A lot of what I’ve been pulling has been very small (see the picture). I know it’s because any thistle coming in this late in the season has a physical awareness that it needs to bloom right away, and not try to grow big. Nonetheless, I can’t help thinking about the Nazis, sending in their youth in a last gasp of trying to save the Third Reich from inevitable defeat. I like to think that the defeat of invasive thistle on these two properties is just as certain. The thing is, it isn’t certain until it is, and we are still a long way away from that.

 

Completely Determined. Thoroughly Implacable. Absolutely Relentless.

Before: Note the white fluffy seeds.

Doing invasive species removal work has its ups and downs. Not long ago, I was down. But the mood tends to pass, and I picked myself up and got back to work.

And when I did, it was with a renewed sense of purpose: I refuse to be defeated.

I even know exactly how that works: you must be absolutely relentless, completely determined, and thoroughly implacable.

After.

This year I even upped my game. In previous years, by now I had stopped pulling Italian thistle, as it was going to seed. I thought that pulling it would simply spread the seeds. But this year, when I kept pulling it, I realized a few things:

  • It’s possible to pull it without spreading seeds. This can be done a couple of ways: one is to push the head of the thistle into the bag before you pull it. Another is to grab the thistle at the head where the seeds are coming away, pull it out, and put it all in the bag.
  • A large number of plants went dry without yet releasing its seed. These are easy targets.
  • I’ve even begun picking up the seeds themselves. Not in all cases, but certainly at times (see the before and after photos).

I’ve learned some other things: 

  • I have more determination than I ever knew I had.
  • I can make a real difference.
  • Being absolutely relentless works — it just takes time. Thankfully, that I have.

I see you, thistle, and I’m coming for you.

Little Patches Everywhere

A little patch of thistle in a meadow.

Today was not a good day.

Nearly every day since mid-January, I have gotten out of bed, had breakfast, and headed out to either the Sonoma Overlook Trail or the Montini Preserve to pull Italian thistle. I did this even during shelter in place, as I had written permission to do trail and land maintenance activities. Today, since we had achieved our goal of pushing the thistle back away from all of the maintained trails on both properties, I decided it was time to see what the upper reaches of the Montini Preserve looked like. By “upper reaches” I specifically mean the area north of the Rattlesnake Cutoff and Valley View trails. I had already been north of Rattlesnake Cutoff, and had cleared those areas fairly well. So it was really the areas north of the Valley View trail that I wanted to explore.

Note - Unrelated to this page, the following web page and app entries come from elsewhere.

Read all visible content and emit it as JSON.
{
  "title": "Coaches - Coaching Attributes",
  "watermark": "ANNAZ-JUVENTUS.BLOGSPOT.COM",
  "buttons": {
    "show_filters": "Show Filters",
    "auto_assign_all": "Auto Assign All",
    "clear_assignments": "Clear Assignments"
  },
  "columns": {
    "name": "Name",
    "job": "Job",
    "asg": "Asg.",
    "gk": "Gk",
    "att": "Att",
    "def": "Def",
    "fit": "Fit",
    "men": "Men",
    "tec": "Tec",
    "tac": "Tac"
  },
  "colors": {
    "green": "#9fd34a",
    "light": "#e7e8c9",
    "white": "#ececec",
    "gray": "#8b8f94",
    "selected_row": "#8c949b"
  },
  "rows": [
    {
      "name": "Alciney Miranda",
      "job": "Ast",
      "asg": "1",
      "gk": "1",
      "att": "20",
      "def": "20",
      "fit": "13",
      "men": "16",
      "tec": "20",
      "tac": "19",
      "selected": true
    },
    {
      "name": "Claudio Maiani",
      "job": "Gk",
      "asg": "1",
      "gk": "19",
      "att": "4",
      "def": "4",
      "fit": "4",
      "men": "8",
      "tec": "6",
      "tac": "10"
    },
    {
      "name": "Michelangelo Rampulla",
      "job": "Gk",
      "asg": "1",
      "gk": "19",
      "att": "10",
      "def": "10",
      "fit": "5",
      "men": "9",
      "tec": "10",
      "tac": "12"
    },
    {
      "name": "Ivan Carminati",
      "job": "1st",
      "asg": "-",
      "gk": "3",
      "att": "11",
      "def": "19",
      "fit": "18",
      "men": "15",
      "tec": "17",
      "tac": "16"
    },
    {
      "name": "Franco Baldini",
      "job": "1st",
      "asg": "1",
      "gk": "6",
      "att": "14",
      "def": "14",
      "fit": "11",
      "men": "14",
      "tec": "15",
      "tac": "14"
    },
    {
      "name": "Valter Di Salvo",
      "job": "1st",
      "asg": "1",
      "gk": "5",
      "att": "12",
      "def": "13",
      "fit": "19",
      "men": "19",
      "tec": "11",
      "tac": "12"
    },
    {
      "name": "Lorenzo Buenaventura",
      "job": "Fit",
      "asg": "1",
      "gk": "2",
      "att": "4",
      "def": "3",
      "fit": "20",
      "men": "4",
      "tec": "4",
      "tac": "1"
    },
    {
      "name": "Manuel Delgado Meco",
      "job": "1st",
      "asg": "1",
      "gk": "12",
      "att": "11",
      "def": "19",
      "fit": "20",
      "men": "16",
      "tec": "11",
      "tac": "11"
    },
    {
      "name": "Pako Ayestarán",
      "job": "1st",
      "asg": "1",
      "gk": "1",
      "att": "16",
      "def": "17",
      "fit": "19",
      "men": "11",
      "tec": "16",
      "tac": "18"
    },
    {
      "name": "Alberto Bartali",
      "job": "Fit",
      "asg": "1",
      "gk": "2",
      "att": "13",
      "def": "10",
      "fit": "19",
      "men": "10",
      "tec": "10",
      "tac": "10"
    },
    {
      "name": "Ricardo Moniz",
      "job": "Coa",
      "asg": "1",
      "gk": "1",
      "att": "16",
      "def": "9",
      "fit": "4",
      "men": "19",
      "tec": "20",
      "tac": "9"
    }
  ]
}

So today I went off-trail up into the hills. At the very upper edge I came to a patch that I started pulling. At first it seemed rather small, but as I pulled it kept going and going until I realized I would have to come back to finish it. I moved on, following the fence line. I came to another small patch of maybe a couple-dozen plants, then walked another ten feet of so and found another. Then another. And another. I soon came to realize that the hillside was essentially covered with it, but in small, lightly covered patches.

As I came back down the hill a different way than I had gone up, I began to realize the extent of the problem. Although trails (animal as well as human) are one vector of spreading, these infestations proved that it spreads in a lot of ways. Basically every way imaginable. I began to understand that to truly rid the property of this scourge it will take walking almost the entire property multiple times in a season. I really started to finally see what we are up against, and it isn’t pretty.

I have good days and bad days. When I’m discouraged I have a custom of asking myself this question: “Did I make a difference today?” The answer has always been “Yes.” Until today. Today the answer was “I don’t know.”